Salvador Jorgensen, a researcher at Stanford Universitys Hopkins Marine Station, has teamed with his colleagues in the Tagging of Pacific Predators (TOPP) program to tag nearly 150 great whites found near the coast of central California. In the winter, these sharks leave the seal rookeries where they feed all summer, and set off for warmer waters near one of two tropical hotspots. One site between Hawaii and Mexico attracts so many of these giants, it has become known as the white shark caf.
We started calling it the caf because that is where you might go to have a snack or maybe just to see and be seen. We are not sure which. Jorgensen says. Once they leave the caf, they return year after year to the same exact spot along the coast, just as you might return to a favorite fishing hole.
Klimley, Jorgensen, and their colleagues continue to map out the migration routes and gathering sites of highly mobile sharks, including some of the most threatened species. As this information becomes available, it can direct conservation efforts by helping fisheries managers to focus on protecting these sites.
"Our oceans are being emptied of sharks, and the scale of the problem is global," says Julia Baum, a marine ecologist at Scripps Institution of Oceanography. Baum, a member of the World Conservation Union (IUCN) Shark Specialist Group recently participated with other shark experts in a workshop to evaluate the threatened status of oceanic sharks. They identified eleven open-ocean shark and ray species that now qualify for the IUCN's Red List of Threatened Species, which includes species listed as Critically Endangered, Endangered, and Vulnerable.
Baum points out that no single conservation strategy can work for all shark species.
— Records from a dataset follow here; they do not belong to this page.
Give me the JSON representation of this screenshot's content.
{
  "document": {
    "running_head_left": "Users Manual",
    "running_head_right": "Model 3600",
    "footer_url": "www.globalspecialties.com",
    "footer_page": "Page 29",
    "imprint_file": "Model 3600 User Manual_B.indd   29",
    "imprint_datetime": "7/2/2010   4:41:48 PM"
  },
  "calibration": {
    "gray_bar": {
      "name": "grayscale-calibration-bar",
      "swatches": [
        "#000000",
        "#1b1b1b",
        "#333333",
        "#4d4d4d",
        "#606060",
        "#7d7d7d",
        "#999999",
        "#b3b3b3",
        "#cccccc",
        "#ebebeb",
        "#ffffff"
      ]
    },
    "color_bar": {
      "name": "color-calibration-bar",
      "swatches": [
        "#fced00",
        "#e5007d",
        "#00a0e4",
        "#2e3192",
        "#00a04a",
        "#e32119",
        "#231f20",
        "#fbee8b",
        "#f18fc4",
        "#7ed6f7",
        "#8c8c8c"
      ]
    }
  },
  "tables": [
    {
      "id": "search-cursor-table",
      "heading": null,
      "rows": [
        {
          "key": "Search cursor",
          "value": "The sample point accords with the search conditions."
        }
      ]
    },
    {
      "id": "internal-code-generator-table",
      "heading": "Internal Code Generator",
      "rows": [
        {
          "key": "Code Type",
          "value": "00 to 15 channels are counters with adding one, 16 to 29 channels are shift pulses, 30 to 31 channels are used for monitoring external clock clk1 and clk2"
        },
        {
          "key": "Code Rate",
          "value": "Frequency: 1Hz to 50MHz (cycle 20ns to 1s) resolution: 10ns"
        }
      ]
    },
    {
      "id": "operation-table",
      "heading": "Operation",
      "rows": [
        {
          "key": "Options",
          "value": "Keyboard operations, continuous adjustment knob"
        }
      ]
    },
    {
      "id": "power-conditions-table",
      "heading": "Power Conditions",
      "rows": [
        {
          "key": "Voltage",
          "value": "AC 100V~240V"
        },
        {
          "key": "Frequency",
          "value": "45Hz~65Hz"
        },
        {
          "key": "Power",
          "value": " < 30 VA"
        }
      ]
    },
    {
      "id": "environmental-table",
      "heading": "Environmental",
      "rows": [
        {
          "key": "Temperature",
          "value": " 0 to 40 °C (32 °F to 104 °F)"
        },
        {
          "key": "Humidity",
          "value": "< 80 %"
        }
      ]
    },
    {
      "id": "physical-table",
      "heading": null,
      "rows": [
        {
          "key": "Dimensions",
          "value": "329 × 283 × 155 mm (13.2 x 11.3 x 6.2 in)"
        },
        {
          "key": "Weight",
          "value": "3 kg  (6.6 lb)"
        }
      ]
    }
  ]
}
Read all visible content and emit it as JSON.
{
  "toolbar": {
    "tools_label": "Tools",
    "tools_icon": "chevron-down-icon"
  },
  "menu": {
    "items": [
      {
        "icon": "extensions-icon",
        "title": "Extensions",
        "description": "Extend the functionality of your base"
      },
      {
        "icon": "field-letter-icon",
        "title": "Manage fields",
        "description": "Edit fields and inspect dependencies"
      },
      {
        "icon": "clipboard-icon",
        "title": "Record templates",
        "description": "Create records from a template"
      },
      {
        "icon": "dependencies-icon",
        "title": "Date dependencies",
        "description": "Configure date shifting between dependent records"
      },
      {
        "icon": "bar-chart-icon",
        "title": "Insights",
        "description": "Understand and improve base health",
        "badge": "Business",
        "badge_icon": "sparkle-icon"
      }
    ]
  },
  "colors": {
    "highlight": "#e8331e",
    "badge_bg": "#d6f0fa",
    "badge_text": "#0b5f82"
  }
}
For those that spend much of their lives on the high seas, Baum cites a recent United Nations General Assembly Fisheries Resolution that r
|Contact: Matthew Wright|